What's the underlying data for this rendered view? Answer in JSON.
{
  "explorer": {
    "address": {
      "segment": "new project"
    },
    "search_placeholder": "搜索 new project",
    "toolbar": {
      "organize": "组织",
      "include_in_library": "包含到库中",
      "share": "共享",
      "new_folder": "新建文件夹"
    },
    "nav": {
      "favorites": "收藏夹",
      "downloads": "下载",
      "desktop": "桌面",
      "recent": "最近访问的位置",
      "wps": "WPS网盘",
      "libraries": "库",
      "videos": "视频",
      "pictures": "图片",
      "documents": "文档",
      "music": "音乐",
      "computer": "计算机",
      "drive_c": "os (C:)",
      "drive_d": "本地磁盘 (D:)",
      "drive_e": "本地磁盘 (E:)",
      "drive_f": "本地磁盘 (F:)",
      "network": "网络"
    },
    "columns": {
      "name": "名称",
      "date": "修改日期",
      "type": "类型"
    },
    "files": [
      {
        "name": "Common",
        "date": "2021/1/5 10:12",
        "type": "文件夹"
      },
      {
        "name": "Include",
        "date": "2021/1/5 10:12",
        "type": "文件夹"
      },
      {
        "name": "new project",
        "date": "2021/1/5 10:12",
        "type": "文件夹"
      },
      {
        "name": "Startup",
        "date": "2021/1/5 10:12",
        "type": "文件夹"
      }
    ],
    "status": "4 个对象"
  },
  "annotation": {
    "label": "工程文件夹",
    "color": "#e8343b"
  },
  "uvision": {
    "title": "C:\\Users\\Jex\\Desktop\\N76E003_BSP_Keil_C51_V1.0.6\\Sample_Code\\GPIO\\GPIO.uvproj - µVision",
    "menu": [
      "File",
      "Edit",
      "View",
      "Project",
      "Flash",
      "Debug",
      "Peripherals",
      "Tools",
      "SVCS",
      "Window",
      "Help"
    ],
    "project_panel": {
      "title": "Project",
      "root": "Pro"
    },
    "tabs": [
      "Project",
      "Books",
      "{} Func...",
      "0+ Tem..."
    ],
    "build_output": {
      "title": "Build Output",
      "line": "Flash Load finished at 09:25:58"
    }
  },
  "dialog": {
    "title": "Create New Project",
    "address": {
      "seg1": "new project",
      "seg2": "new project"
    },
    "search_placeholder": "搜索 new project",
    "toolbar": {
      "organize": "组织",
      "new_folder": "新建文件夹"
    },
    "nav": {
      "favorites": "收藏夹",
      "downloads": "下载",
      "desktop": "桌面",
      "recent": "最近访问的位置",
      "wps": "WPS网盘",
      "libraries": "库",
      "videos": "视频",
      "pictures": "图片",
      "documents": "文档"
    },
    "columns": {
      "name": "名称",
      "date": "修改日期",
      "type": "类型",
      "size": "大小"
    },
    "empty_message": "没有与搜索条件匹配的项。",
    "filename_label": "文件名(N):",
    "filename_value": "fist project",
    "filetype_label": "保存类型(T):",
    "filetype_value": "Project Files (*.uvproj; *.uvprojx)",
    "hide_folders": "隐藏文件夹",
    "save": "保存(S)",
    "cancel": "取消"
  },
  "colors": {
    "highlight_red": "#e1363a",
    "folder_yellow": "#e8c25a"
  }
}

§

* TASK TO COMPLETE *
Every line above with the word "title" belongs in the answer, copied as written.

* TASK RESPONSE *
    "title": "C:\\Users\\Jex\\Desktop\\N76E003_BSP_Keil_C51_V1.0.6\\Sample_Code\\GPIO\\GPIO.uvproj - µVision",
      "title": "Project",
      "title": "Build Output",
    "title": "Create New Project",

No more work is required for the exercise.